America is not the only country whose veterans are recovering from their combat experiences. Live from Australia we welcome Simon Sauer, CEO of Mates 4 Mates. Mates 4 Mates is similar to our own Buddy to Buddy or Vet to Vet programs. According to their website “ Our “Mates” are the wounded, injured and ill current and ex-serving Australian Defence Force (ADF) personnel. Our Mates deserve support as they continue the journey of rebuilding their lives. Many have physical and psychological injuries as a result of their service within the ADF.”
Late last year, he joined an Australian organization for ‘war-damaged’ veterans called Mates4Mates, & soon found himself trekking the infamous & grueling 60 mile WWII (1942) KOKODA Trail in Papua New Guinea with a small group of other Aussie veterans last August, on a path to partial recovery.

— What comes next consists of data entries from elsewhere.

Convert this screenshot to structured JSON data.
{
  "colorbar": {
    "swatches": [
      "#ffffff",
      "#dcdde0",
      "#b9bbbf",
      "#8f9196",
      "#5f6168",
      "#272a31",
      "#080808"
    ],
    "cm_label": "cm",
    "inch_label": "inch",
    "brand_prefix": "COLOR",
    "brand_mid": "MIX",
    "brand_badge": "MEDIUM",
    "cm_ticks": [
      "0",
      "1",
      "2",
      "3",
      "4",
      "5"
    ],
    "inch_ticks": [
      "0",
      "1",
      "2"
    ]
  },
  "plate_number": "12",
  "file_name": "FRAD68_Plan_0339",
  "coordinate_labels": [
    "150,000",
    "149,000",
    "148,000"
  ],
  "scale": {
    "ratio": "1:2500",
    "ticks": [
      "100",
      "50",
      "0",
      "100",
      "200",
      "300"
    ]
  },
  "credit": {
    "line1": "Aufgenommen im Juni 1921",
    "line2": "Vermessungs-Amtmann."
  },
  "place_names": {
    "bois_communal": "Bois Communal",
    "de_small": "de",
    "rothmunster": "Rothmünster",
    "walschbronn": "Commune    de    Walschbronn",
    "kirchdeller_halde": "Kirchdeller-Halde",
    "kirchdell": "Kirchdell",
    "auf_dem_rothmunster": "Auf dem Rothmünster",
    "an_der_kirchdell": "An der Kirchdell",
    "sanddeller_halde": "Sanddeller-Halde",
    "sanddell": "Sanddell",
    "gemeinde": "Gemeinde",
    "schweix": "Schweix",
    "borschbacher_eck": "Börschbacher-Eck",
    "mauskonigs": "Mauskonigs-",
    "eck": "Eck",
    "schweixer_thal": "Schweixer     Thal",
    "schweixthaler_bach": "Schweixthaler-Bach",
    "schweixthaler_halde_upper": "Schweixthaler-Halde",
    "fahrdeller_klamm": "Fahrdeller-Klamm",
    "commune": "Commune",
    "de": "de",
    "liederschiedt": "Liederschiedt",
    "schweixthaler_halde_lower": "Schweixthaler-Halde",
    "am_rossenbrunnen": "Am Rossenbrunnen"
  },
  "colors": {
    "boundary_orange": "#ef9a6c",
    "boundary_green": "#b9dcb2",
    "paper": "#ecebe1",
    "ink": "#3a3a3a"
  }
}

|11/29/15||Chosin, November 1950. It was November 1950. The U.S. military was moving toward the North Korean border with China and Mao. MacArthur wanted to continue into Manchuria. The coldest winter in 100 years descended upon Korea. The troops on the front thought they’d be home by Christmas. Then…They reached the Chosin reservoir and the Chinese swept across the border. Hear this gripping story from those who were there. Join host, Bob Gould and guests: historian Col. William Latham U.S. Army (ret), Marine Korean War vets Sgt. Fred Sozio (on cover of book above), Sgt. Paul Fortino and others as we listen to the retelling of the “Chosin Peninsula.”|